OR: When you look at the world and at global markets right now, what's the biggest risk you see?
Bergmann: Our hedging strategies are divided into two categories. One is based on something called proactive risks, the risks that we see on the horizon. Those are the things that we hedge. Let me say here that half of our book consists of what are called reactive hedges. Reactive hedges are trades, positions, that make a lot of money if the market goes down. Irrespective of why it went down. In other words, they are basically reactionary to the market, rather than predictive. But if I look at the market risks on our proactive book, the main things that have us worried are the following.
One issue is clearly China. We have been saying that this is an issue for a long time, and the reason is because the economic and political situation there is unclear. It's very unclear where its government is trying to go. It’s not an open economy. They're extremely big, and very important to world trade. Therefore, the mere fact that China’s policy is an unknown -- a policy so mixed with politics, run by so few people in such an opaque way -- creates in itself a huge risk. I don't think the risk is internal so much as external, less of China blowing itself up than the people who depend on it for trade: countries, the economies of which are commodity-based, as well as the Asian currencies which depend on exports to China.
China is shifting from an infrastructure economy -- an economy that depends on building roads to nowhere, so to speak -- to a consumer economy. An infrastructure economy is an imbalanced economy. It's an economy that produces things. They sell, they keep the money, but they don't create a consumer base. The natural outgrowth of that is the creation of oversupply. That's what they're going through. China is shifting to a consumer economy and a lot of economies that are dependent on the old China are going to get hurt -- I mean economies that depend on exporting commodities to China. That works with an infrastructure economy. Not as well on a consumer economy. The risk there is that as this shift is going on, the world is not prepared.

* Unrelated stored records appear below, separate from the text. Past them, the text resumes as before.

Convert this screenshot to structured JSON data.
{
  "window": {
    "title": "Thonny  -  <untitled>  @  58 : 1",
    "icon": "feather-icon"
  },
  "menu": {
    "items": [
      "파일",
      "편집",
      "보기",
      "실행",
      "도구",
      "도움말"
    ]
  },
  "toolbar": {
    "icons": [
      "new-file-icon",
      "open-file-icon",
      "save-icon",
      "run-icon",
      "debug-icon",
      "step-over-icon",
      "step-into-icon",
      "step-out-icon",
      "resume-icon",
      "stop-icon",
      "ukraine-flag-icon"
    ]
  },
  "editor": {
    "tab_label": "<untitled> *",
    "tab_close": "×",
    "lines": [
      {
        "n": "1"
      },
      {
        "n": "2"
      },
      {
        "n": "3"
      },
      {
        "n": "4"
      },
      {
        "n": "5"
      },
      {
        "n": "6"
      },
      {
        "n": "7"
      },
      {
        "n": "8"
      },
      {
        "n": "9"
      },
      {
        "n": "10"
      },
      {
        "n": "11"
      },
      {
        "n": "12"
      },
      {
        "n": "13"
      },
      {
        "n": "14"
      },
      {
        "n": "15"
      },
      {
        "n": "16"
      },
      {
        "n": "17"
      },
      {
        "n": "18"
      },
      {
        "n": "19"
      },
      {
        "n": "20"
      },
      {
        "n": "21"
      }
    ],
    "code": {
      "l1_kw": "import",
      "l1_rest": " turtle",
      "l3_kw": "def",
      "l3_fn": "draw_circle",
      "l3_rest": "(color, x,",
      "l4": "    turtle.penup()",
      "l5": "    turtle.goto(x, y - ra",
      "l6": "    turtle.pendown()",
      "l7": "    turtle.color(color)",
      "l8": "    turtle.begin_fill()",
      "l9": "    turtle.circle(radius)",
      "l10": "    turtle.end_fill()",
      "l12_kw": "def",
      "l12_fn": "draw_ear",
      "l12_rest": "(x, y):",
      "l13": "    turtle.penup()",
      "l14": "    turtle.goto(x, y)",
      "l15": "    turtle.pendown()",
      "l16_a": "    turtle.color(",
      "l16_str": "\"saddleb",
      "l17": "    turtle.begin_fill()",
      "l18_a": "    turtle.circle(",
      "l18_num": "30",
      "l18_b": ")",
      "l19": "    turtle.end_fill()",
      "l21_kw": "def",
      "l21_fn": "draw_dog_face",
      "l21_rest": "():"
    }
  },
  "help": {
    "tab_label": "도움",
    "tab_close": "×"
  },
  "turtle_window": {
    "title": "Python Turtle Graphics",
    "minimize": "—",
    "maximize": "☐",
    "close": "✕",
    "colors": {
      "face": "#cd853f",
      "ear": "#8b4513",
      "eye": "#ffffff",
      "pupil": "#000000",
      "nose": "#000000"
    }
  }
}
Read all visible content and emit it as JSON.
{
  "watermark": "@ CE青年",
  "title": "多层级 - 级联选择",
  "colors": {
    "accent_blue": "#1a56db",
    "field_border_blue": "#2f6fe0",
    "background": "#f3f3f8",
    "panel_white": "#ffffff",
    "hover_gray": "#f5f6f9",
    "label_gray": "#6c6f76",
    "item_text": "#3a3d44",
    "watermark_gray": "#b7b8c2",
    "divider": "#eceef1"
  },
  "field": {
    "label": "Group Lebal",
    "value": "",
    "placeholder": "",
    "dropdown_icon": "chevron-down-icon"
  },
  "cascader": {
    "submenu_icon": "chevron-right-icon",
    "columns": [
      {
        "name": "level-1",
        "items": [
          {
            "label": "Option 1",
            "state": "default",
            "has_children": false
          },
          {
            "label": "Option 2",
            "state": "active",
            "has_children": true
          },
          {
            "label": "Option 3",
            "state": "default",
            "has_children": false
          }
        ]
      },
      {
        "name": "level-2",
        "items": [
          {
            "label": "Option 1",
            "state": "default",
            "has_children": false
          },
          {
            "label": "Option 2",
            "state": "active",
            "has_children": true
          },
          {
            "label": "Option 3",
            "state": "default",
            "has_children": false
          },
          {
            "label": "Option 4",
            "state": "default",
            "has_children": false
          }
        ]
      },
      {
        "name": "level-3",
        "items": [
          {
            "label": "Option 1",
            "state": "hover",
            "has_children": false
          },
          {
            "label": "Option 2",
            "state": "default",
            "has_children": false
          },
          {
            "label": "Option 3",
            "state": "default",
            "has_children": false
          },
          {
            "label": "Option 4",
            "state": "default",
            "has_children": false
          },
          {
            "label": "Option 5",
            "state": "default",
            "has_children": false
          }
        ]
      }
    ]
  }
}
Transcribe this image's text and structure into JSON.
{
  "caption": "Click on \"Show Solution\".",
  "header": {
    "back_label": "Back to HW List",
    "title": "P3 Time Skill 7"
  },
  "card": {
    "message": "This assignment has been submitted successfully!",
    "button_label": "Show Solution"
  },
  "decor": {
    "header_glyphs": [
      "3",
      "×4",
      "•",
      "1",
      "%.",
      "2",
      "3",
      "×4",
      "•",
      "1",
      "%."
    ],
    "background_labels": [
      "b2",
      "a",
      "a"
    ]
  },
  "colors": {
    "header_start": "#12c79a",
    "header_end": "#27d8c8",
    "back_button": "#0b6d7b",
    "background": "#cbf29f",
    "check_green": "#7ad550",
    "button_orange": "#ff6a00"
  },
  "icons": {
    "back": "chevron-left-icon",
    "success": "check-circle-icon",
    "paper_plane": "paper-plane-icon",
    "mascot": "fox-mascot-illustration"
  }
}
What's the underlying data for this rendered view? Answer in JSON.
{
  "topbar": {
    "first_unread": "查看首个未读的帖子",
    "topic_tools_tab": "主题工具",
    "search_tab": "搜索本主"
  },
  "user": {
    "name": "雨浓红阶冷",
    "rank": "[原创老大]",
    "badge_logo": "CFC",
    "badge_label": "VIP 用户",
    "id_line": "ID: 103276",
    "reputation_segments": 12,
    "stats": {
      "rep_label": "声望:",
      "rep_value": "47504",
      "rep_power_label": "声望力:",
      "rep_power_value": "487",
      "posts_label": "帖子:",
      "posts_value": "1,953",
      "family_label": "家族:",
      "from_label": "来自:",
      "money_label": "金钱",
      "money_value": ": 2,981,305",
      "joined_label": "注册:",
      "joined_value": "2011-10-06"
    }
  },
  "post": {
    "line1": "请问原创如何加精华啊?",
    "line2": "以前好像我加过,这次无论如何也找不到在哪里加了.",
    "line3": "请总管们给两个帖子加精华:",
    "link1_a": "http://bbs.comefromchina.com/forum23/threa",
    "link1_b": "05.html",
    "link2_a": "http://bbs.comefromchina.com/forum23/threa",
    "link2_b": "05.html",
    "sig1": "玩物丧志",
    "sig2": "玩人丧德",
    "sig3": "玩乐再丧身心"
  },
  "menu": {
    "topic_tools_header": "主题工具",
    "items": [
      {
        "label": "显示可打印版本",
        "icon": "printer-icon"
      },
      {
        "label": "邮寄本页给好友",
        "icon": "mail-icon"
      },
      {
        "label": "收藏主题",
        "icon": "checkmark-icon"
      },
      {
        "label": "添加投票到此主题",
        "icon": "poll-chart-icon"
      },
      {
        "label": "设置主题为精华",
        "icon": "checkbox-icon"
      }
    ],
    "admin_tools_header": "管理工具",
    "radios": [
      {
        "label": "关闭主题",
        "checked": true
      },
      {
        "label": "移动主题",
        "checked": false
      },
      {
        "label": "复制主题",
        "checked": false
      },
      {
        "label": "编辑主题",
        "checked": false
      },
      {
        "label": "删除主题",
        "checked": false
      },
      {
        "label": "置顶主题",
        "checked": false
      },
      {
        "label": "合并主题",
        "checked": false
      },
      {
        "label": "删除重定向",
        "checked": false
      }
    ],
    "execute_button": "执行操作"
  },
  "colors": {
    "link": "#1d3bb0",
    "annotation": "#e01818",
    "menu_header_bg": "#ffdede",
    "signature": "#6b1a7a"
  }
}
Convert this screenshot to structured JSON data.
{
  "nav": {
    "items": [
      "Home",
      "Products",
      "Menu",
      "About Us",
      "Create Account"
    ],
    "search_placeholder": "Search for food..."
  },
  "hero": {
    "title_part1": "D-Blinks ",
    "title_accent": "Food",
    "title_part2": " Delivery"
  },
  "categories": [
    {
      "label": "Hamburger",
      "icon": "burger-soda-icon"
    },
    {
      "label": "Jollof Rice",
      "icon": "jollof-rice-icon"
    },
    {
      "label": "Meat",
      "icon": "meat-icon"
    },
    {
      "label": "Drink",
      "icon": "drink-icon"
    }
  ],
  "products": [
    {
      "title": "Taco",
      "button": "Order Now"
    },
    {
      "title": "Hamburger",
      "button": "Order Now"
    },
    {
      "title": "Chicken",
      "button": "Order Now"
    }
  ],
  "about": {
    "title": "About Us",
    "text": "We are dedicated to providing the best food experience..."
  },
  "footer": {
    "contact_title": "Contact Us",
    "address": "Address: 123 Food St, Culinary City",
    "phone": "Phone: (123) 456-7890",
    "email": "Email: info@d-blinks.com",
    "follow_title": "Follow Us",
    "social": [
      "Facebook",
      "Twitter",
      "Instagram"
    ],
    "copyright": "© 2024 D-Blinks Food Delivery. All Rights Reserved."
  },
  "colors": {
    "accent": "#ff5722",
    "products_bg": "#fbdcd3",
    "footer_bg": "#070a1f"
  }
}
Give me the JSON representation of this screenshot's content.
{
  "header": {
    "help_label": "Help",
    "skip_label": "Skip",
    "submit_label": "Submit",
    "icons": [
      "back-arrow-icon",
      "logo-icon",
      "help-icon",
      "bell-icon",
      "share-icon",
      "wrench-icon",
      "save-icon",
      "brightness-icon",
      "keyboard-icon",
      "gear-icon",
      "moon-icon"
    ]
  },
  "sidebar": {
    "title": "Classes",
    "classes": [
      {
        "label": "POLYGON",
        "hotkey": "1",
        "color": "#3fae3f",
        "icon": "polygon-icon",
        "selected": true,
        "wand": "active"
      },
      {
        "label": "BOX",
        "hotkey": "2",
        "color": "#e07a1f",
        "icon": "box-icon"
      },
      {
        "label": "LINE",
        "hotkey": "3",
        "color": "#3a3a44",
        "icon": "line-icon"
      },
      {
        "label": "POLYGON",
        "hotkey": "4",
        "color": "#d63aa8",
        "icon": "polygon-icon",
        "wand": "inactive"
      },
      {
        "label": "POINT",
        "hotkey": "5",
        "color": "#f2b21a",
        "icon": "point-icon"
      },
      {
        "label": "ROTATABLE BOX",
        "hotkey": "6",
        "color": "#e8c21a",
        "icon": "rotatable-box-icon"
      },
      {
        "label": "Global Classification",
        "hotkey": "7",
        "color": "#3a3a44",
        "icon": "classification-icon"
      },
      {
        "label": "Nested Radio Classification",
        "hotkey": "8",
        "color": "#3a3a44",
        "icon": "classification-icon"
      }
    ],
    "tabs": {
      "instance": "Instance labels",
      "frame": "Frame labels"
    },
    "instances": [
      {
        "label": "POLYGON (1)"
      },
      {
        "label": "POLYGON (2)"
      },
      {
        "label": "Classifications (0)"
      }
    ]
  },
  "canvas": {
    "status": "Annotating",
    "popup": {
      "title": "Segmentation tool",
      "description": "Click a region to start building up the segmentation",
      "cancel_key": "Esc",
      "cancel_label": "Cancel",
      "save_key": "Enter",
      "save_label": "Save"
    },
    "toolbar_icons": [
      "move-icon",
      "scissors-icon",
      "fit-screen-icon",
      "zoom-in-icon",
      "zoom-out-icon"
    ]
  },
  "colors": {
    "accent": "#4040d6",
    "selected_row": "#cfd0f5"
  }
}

The second big risk is geopolitical risk, as such. The geopolitical risks out there are many and growing. Consider the instability in the Middle East: we see its primary foci as Syria, Iraq, and ISIS. It's a matter of time before that last group crosses the ocean. Connected to this is the mass migration to Europe we’ve been seeing in the past months. I think this mass migration to Europe creates a different set of risks. It puts even more pressure on Europe, it creates a lot of strain on the European Union. Already we have the issue of economic imbalance within the euro zone; added to this is a phenomenon that will put political strain on union in Europe. I think Europe is a risk, and remains a risk, because of this marriage of countries called the E.U., which lacks any real mechanism for orderly breakup or exits. It's clearly, to some members, a bad marriage. At some point, I think, this instability will come more prominently to the fore. There’s another specific political risk here, too: the massive migration of Middle Easterners into European countries gives a lot of ammunition to the extreme right. And the extreme right is not a fan of a unified Europe.
Ari Bergmann is the founder and managing principal of Penso Capital.